Mike Israelson, a member of the board of LTV and a professional filmmaker specializing in IMAX movies, is helming the effort. He, Legislator Schneiderman and community activist Laurie Wiltshire conducted interviews with subjects from involved agencies running the gamut from the local chapter of the Red Cross to the Southampton Town Animal Control Office.
Slated to begin airing in August and showing every day on LTV, the film is touted by Israelson as offering all one needs to know about how to survive a hurricane. Meteorological information, maps of predicted flood areas, information about shelters and even insurance suggestions are revealed in the documentary. Viewers will learn how to protect their houses, their boats and even their pets.
Setting out to create the film, Israelson said he was surprised to note most people are "clueless" when it comes to making sure they're personally prepared. "I wanted to make a 'hands on' video so people can be responsible for themselves," he explained. Israelson believes people can't expect the government to bear the entire burden of providing safety in the event of a disaster. Individual citizens need to know how to be self sufficient, too.
The goal is to inform, not alarm, the filmmaker emphasized. Last week some locals complained about camera crews from an upIsland news channel scouring the beaches scaring folks about the pending storm Beryl. The LTV production, Israelson said, "will give people a sense of what they can do to protect themselves in the event of a disaster."

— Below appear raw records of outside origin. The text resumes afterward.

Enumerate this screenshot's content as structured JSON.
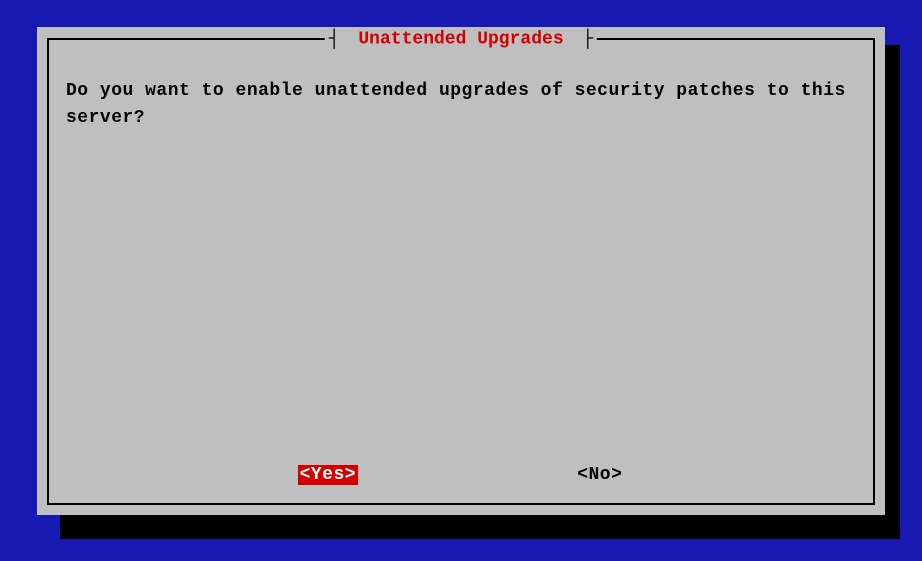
{
  "dialog": {
    "title": "Unattended Upgrades",
    "message": "Do you want to enable unattended upgrades of security patches to this server?",
    "buttons": {
      "yes": "<Yes>",
      "no": "<No>"
    },
    "colors": {
      "background": "#1818b2",
      "panel": "#bfbfbf",
      "accent": "#d40000"
    }
  }
}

While the film promises to steer clear of scare tactics, it will be cautionary. Said Israelson, "Out here we all think the ocean is our best friend, but it could turn and become our worst enemy."